With the World Health Organization (WHO) having declared the coronavirus disease 2019 (COVID-19) a global pandemic, health systems, public health officials and researchers are continuing to accelerate efforts to contain or mitigate the virus’s worst effects. Yet prevention advice for the general population is anchored by one simple central strategy: wash your hands.
As practice leaders, physicians already appreciate the importance of proper hand hygiene for themselves and their staff. But now is the right time for a refresher, since no opportunity to protect patient and provider safety is too small to take as COVID-19 continues spreading.
Medical Hand-Washing Steps
Healthcare workers have options when it comes to hand hygiene: They can either wash their hands with soap and water or hand sanitizer that is at least 60% alcohol-based, according to the Centers for Disease Control and Prevention (CDC). Soap and water is preferred when hands are visibly dirty.
Whether via hand sanitizer or with soap and water, providers should clean their hands before and after they interact with each patient — all the while heeding nail hygiene, too, notes the CDC.
Soap and Water
For the traditional soap-and-water method, the CDC recommends:

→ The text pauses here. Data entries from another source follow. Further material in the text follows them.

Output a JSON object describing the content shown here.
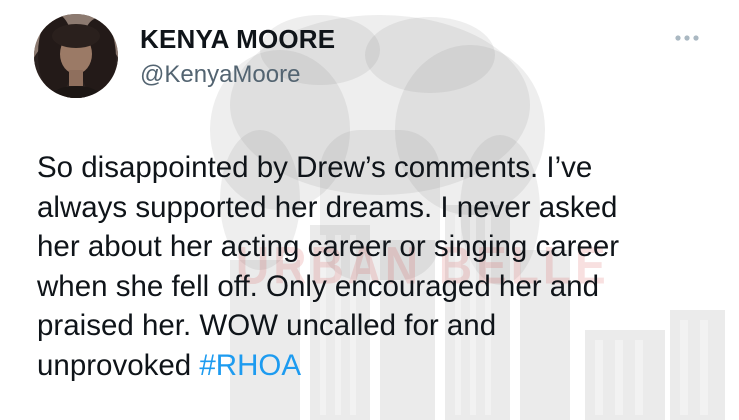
{
  "tweet": {
    "author": {
      "display_name": "KENYA MOORE",
      "handle": "@KenyaMoore",
      "avatar_icon": "profile-photo"
    },
    "more_icon": "ellipsis-icon",
    "text_lines": [
      "So disappointed by Drew’s comments. I’ve",
      "always supported her dreams. I never asked",
      "her about her acting career or singing career",
      "when she fell off. Only encouraged her and",
      "praised her. WOW uncalled for and",
      "unprovoked"
    ],
    "hashtag": "#RHOA"
  },
  "watermark": {
    "text": "URBAN BELLE"
  },
  "colors": {
    "text": "#0f1419",
    "secondary": "#536471",
    "link": "#1d9bf0"
  }
}
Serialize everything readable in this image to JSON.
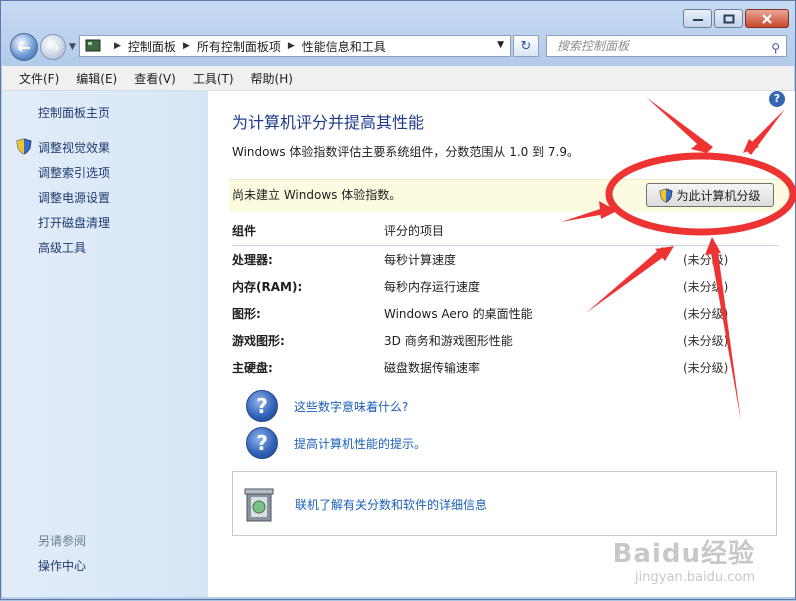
{
  "nav": {
    "back": "←",
    "forward": "→",
    "address_crumbs": [
      "控制面板",
      "所有控制面板项",
      "性能信息和工具"
    ],
    "search_placeholder": "搜索控制面板"
  },
  "menu": [
    "文件(F)",
    "编辑(E)",
    "查看(V)",
    "工具(T)",
    "帮助(H)"
  ],
  "sidebar": {
    "home": "控制面板主页",
    "links": [
      "调整视觉效果",
      "调整索引选项",
      "调整电源设置",
      "打开磁盘清理",
      "高级工具"
    ],
    "see_also_title": "另请参阅",
    "see_also": [
      "操作中心"
    ]
  },
  "main": {
    "title": "为计算机评分并提高其性能",
    "description": "Windows 体验指数评估主要系统组件，分数范围从 1.0 到 7.9。",
    "notice": "尚未建立 Windows 体验指数。",
    "rate_button": "为此计算机分级",
    "table": {
      "headers": [
        "组件",
        "评分的项目"
      ],
      "rows": [
        {
          "component": "处理器:",
          "item": "每秒计算速度",
          "score": "(未分级)"
        },
        {
          "component": "内存(RAM):",
          "item": "每秒内存运行速度",
          "score": "(未分级)"
        },
        {
          "component": "图形:",
          "item": "Windows Aero 的桌面性能",
          "score": "(未分级)"
        },
        {
          "component": "游戏图形:",
          "item": "3D 商务和游戏图形性能",
          "score": "(未分级)"
        },
        {
          "component": "主硬盘:",
          "item": "磁盘数据传输速率",
          "score": "(未分级)"
        }
      ]
    },
    "links": [
      "这些数字意味着什么?",
      "提高计算机性能的提示。"
    ],
    "info_link": "联机了解有关分数和软件的详细信息"
  },
  "watermark": {
    "line1": "Baidu经验",
    "line2": "jingyan.baidu.com"
  },
  "colors": {
    "link": "#1c5fb8",
    "title": "#1e3b8b",
    "annotation": "#ee3333"
  }
}
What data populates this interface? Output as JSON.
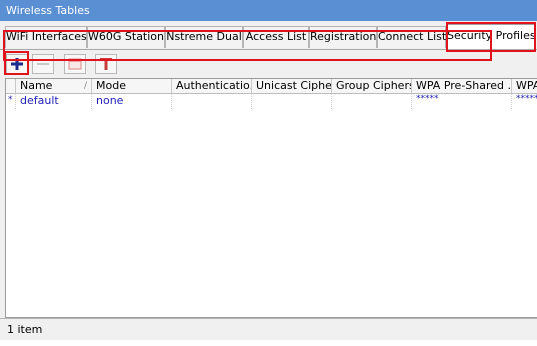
{
  "window": {
    "title": "Wireless Tables"
  },
  "tabs": [
    {
      "label": "WiFi Interfaces"
    },
    {
      "label": "W60G Station"
    },
    {
      "label": "Nstreme Dual"
    },
    {
      "label": "Access List"
    },
    {
      "label": "Registration"
    },
    {
      "label": "Connect List"
    },
    {
      "label": "Security Profiles",
      "active": true
    }
  ],
  "toolbar": {
    "buttons": [
      {
        "icon": "plus-icon"
      },
      {
        "icon": "minus-icon"
      },
      {
        "icon": "comment-icon"
      },
      {
        "icon": "filter-icon"
      }
    ]
  },
  "table": {
    "columns": [
      "Name",
      "Mode",
      "Authenticatio...",
      "Unicast Ciphers",
      "Group Ciphers",
      "WPA Pre-Shared ...",
      "WPA"
    ],
    "rows": [
      {
        "marker": "*",
        "name": "default",
        "mode": "none",
        "authentication": "",
        "unicast_ciphers": "",
        "group_ciphers": "",
        "wpa_psk": "*****",
        "wpa2_psk": "*****"
      }
    ]
  },
  "status": {
    "count": "1 item"
  },
  "colors": {
    "titlebar": "#5a8fd3",
    "highlight": "#e0131d",
    "row_text": "#1f1fb8"
  }
}
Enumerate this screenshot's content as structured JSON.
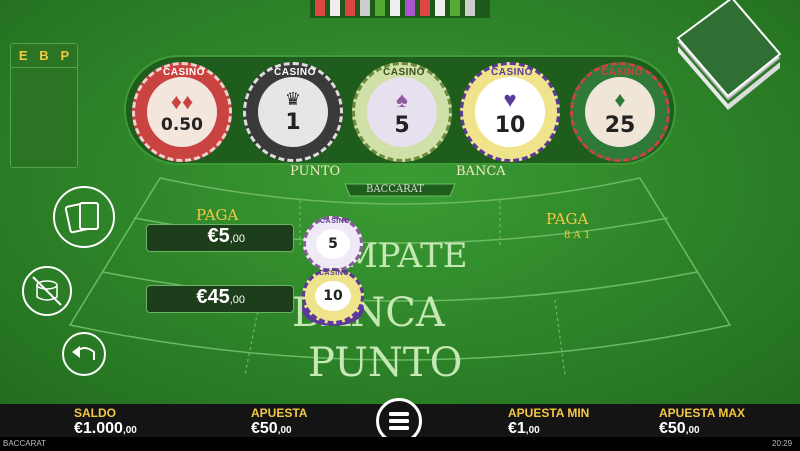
{
  "scoreboard": {
    "headers": [
      "E",
      "B",
      "P"
    ]
  },
  "chip_tray": {
    "chips": [
      {
        "value": "0.50",
        "brand": "CASINO",
        "suit": "diamond",
        "color": "#c94440"
      },
      {
        "value": "1",
        "brand": "CASINO",
        "suit": "crown",
        "color": "#3a3a3a"
      },
      {
        "value": "5",
        "brand": "CASINO",
        "suit": "spade",
        "color": "#8c5b9e"
      },
      {
        "value": "10",
        "brand": "CASINO",
        "suit": "heart",
        "color": "#5b3a9a"
      },
      {
        "value": "25",
        "brand": "CASINO",
        "suit": "diamond",
        "color": "#2f7a38"
      }
    ]
  },
  "table": {
    "punto_header": "PUNTO",
    "banca_header": "BANCA",
    "logo": "BACCARAT",
    "paga_left": "PAGA",
    "paga_right": "PAGA",
    "paga_right_sub": "8 A 1",
    "tie_label": "EMPATE",
    "banca_label": "BANCA",
    "punto_label": "PUNTO"
  },
  "bets": {
    "tie": {
      "amount": "€5",
      "cents": ",00",
      "chip_value": "5",
      "chip_brand": "CASINO"
    },
    "banca": {
      "amount": "€45",
      "cents": ",00",
      "chip_value": "10",
      "chip_brand": "CASINO"
    }
  },
  "side_buttons": [
    "cards-icon",
    "clear-chips-icon",
    "undo-icon"
  ],
  "bottom": {
    "saldo_label": "SALDO",
    "saldo_value": "€1.000",
    "saldo_cents": ",00",
    "apuesta_label": "APUESTA",
    "apuesta_value": "€50",
    "apuesta_cents": ",00",
    "min_label": "APUESTA MIN",
    "min_value": "€1",
    "min_cents": ",00",
    "max_label": "APUESTA MAX",
    "max_value": "€50",
    "max_cents": ",00"
  },
  "footer": {
    "game": "BACCARAT",
    "time": "20:29"
  }
}
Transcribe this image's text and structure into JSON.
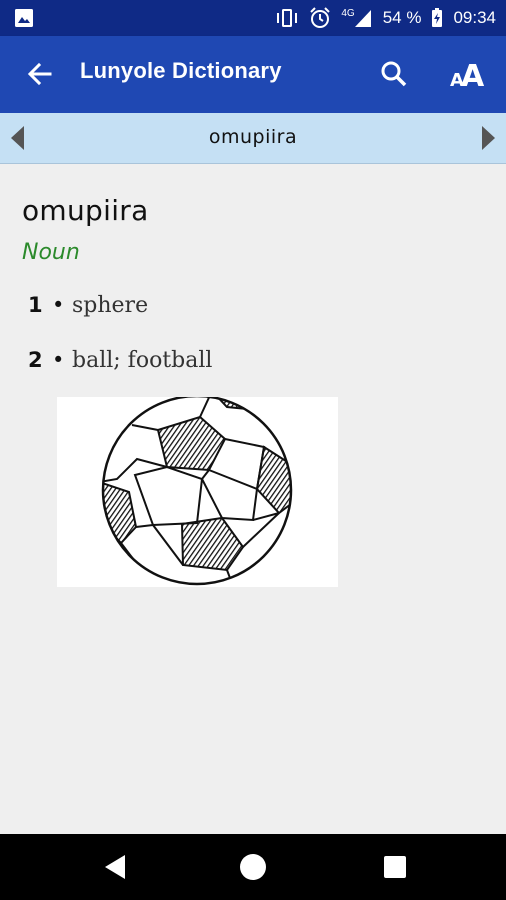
{
  "status_bar": {
    "network": "4G",
    "battery": "54 %",
    "time": "09:34"
  },
  "app_bar": {
    "title": "Lunyole Dictionary",
    "font_button": "AA"
  },
  "word_nav": {
    "current_word": "omupiira"
  },
  "entry": {
    "headword": "omupiira",
    "part_of_speech": "Noun",
    "senses": [
      {
        "number": "1",
        "bullet": "•",
        "gloss": "sphere"
      },
      {
        "number": "2",
        "bullet": "•",
        "gloss": "ball; football"
      }
    ],
    "picture": "soccer-ball-sketch"
  },
  "colors": {
    "status_bar": "#0f2a86",
    "app_bar": "#1f48b3",
    "word_nav": "#c5e0f4",
    "part_of_speech": "#2b8a2b",
    "background": "#efefef"
  }
}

- Rinse hands with water and add soap. Avoid hot water, as that can dry out hands.
- Scrub briskly for at least 20 seconds, ensuring that you don’t miss any surface areas.
- Rinse off the soap and dry hands with a disposable towel.
- To turn off the water, avoid touching the faucet directly. Use a disposable towel instead.
For hand sanitizer, follow these guidelines:
- Apply alcohol-based hand sanitizer to both hands.
- Rub hands so that all surface areas get the product on them.
- Keep rubbing until the sanitizer dries (about 20 seconds).
Do note that alcohol-based sanitizer will not eliminate Clostridioides difficile (C. diff), a common bacteria in hospital settings that can lead to diarrhea. When a shift requires contact with a patient who has C. diff, providers should wear gloves to avoid the spread of infection and should wash their hands with soap and water after removing their gloves.
Techniques to Boost Hand-Washing Compliance
As a practice leader, the power of enforcing healthy hygiene is literally in your hands: Employees will look to you to set an example, so ensure that it’s a good one.
But of course, you don’t have to go it alone. The CDC offers ample materials and resources as part of its Clean Hands Count campaign to encourage hand-washing compliance among clinicians. That program includes promotional materials, from brochures and posters to pocket cards, stickers and other assets. Both the CDC and the WHO provide further resources specific to COVID-19 on their websites.
For training support, leaders may take interest in the CDC’s education courses for hand hygiene. This all-in-one infographic, which packs a lot of facts into one scrollable piece, can also be helpful to circulate among staff, either digitally or printed out for break rooms or nurse stations.
The WHO has also developed a Multimodal Hand Hygiene Improvement Strategy, which the Journal of Patient Safety reports has “achieved important results all over the world.”
Additionally, consider skin health among healthcare workers, especially given the number of times they need to clean their hands in a single shift. Providing lotions and creams can be helpful, though you’ll also want to understand how such creams can affect the antimicrobial properties of cleansers.
Above all, make hand-washing institutional, something that everyone holds each other accountable for doing. Strive for a culture in which even patients can feel free to ask their doctors: Have you washed your hands before seeing me?
Sure, that requires a shift in perspective — and even more, a shift in ethos. But at the end of the day, that shift is one that could make a difference in the fight against COVID-19.